• The PierPass program, however, was not designed for the benefit of those who contend with port and highway traffic problems. The math is unconvincing and there’s also something amiss with the logic behind the program. The primitive operational procedures within port terminals are the cause of all the breakdowns and shortcomings in the intermodal distribution chain, but the cost of this proposed remedial measure is shifted to those who have nothing to do with terminal operations. Cargo owners and trucking operations are now required to shoulder the cost of extended gate operations. For the time being, at least, a $ 20 fee will be assessed for every container moved to or from the harbor during the daytime shift, but to reflect the anticipated cost of operating these off-hour gates, this $ 20 fee will be increased to $ 40, after some kind of an implementation period. After stating that only 7% of the harbor traffic is normally being handled in the off-peak hours, it was determined that 4 million TEUs of an annual 13 million TEUs would have to be assessed day-use fines (or fees, whatever) when the system is finally up and running, in order to generate the estimated cost of $ 160 million (?) per year to operate these extended gates. Somehow or other this math comes down to the $ 40 fee that will be imposed upon the cargo owner, or trucker, or whoever it is that gets stuck with the bill. Clear as mud. What is clear, however, is that if only 4 million TEUs will be allowed to move during the daytime shift, then the hauling of the remaining several million TEUs will be required during the off-peak hours. If 7% of 13 million TEUs, (about 910,000 TEUs), are presently being handled in off-peak hours, does it sound reasonable, practical, logical or even likely, that the already dissatisfied drivers will conform to the demands of the PierPass system and switch to off-peak hours to haul an indeterminate number of TEUs? Does anyone have any idea how many millions of trips this entails? Transportation authorities have warned that such callous disregard has led to a shortage of drivers in the trucking industry and that a “national crisis” is looming. Five years ago Michael Belzer was dismayed by the low wages, long hours, piece work and unsafe working conditions. He said, “If the problem is not resolved soon, you won’t have to worry about gridlock because there won’t be any trucks on the road.” Wasn’t anyone listening?

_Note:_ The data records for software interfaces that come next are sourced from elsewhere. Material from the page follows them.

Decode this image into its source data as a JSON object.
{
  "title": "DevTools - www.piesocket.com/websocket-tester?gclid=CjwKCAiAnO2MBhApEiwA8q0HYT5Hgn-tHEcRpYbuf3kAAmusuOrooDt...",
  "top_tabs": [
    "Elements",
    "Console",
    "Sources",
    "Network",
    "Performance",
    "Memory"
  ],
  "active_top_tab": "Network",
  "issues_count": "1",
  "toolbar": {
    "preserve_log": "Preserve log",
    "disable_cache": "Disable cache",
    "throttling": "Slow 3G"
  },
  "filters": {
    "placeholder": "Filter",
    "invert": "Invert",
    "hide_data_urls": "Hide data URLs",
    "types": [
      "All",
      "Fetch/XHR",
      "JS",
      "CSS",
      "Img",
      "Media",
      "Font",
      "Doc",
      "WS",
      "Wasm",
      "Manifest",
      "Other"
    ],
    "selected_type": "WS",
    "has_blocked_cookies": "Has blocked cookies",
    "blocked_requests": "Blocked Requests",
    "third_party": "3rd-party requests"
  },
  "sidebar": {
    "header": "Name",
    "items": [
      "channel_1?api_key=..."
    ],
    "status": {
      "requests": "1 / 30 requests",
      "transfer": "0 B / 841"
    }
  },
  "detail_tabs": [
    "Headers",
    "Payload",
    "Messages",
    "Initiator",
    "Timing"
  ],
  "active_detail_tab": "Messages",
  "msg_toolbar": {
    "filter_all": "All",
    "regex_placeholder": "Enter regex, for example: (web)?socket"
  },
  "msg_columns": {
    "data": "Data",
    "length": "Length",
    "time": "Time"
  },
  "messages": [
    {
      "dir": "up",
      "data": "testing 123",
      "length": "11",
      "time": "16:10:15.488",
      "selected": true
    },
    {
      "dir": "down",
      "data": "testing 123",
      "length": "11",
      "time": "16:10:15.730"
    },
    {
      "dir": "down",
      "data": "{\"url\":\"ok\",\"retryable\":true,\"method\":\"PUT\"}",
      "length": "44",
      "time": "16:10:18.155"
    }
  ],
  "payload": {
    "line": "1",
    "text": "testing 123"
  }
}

[Strike three.]

• There are two sides to every coin. Government officials in the U.S. and Canada are pushing for more comprehensive background checks on port workers. The 3,500 Canadian members of the ILWU are objecting to federally-mandated screening, however, and warned that, because dockworkers will refuse to submit to these background checks, they will more than likely be barred by Transport Canada from working in restricted areas, and operations in the Port of Vancouver would be seriously curtailed. Union president Tom DuFresne in a letter to Transport Minister Jean Lapierre referred to the screening as an abuse of confidentiality and privacy, and President Frank Pasacreta of the British Columbia Maritime Employers Association, supporting the ILWU’s stand, stated that the screening methods to be employed are too aggressive. The outcome of this confrontation is predictable. The unions will stick to their guns and gain the support of the ILWU in the U.S., and Transport Canada will back off rather than compound the problems that exist in the intermodal supply chain throughout the continent. The trickle-down effect of the union’s non-compliance will call into question the screening programs initiated by the U.S. Department of Homeland Security, and will present yet another problem for U.S. terminal operations. [Something’s gotta give.]